Disciplined Agile (DA), is a process decision framework that puts individuals first and offers only lightweight guidance to help teams optimize their processes according to the unique needs of each specific project. As a people-first agile framework, DA is in some ways similar to the Crystal method. In fact, DA is designed to be a hybrid approach combining elements of XP, Scrum, Kanban, and other methodologies.
History of Disciplined Agile
Although developed at IBM beginning in 2009, Disciplined Agile was first introduced to the world in 2012 with the book Disciplined Agile Delivery. This first iteration of the methodology was focused more broadly on process decisions across an organization. Later, new subsets began to appear applying the concepts to specific areas such as “Disciplined DevOps,” and “Disciplined Agile IT.”
Today the term Disciplined Agile refers broadly to designing effective processes to all of these areas—addressing all areas of solution delivery, including finance, procurement, IT architecture, portfolio management, etc.
Strengths and Weakness of Disciplined Agile
DA’s strengths include:
- The hybrid nature of this framework pulls the best elements from several proven methodologies

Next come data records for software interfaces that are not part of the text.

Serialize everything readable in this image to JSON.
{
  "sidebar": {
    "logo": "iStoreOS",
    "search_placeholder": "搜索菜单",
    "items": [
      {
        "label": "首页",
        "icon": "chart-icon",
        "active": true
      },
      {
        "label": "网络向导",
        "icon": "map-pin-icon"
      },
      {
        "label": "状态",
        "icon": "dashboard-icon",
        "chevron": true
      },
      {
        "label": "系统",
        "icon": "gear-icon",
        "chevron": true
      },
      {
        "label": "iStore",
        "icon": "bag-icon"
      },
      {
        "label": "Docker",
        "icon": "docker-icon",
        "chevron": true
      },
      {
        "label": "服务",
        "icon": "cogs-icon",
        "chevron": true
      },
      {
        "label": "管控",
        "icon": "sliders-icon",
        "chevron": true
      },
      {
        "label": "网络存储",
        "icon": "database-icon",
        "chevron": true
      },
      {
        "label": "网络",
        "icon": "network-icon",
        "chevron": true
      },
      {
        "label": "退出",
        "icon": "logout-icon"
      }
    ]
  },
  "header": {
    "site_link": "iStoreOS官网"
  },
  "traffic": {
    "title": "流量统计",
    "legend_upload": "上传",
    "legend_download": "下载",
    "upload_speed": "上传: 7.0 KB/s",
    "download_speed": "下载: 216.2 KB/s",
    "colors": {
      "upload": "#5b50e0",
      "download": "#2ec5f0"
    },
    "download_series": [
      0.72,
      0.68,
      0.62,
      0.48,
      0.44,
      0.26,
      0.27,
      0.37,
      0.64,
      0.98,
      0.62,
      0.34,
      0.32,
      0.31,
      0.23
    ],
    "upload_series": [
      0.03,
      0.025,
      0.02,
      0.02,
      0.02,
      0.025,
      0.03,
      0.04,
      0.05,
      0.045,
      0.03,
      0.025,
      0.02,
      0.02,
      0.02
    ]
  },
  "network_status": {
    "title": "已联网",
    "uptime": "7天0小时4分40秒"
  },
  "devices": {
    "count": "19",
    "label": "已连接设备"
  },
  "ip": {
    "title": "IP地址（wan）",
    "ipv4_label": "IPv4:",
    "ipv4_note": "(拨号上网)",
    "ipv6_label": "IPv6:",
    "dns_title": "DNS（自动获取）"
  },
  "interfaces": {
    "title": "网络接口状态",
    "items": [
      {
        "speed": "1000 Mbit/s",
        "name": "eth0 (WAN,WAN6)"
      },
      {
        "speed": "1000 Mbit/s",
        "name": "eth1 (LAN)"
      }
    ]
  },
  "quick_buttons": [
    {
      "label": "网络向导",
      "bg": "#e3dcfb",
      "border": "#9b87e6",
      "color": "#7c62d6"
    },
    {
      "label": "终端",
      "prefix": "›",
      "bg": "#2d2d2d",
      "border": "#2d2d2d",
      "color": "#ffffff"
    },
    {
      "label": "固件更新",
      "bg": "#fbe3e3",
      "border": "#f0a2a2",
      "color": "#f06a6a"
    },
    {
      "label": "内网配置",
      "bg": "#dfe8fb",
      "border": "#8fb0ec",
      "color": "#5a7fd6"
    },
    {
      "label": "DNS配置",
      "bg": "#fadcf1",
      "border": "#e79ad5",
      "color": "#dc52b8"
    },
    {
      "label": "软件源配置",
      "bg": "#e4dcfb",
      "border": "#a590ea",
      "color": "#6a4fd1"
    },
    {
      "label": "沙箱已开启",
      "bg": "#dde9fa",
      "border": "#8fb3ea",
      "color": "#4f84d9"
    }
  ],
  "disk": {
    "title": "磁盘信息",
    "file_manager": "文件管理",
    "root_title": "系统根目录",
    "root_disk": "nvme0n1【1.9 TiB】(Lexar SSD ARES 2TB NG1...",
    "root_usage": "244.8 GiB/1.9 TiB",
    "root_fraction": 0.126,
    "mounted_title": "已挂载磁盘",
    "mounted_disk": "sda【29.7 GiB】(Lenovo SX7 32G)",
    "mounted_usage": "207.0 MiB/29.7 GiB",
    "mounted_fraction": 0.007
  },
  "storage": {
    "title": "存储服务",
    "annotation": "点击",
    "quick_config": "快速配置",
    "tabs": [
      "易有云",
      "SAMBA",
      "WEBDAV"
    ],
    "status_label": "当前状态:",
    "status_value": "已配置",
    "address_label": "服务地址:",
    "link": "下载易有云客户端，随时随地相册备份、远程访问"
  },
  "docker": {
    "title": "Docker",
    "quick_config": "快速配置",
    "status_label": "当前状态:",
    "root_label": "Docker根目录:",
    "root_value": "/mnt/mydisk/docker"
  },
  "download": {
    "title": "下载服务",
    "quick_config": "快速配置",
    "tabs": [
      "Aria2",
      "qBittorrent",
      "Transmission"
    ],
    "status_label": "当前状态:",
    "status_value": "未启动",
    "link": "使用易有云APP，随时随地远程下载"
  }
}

- Allows teams to follow the agile method while also tailoring it to their unique needs
DA’s weaknesses include:
- Not ideal for organizations new to agile, because it does not provide strict enough guidance on how to follow that philosophy
- Because of this lack of guidance, organizations trying to implement the DA framework are more likely to need professional consultants to help with the rollout
Should You Use Disciplined Agile?
For a highly experienced agile team, this type of hybrid model might provide much-needed flexibility. But for teams newly transitioning to the agile approach, Disciplined Agile might make that learning curve too steep and costly.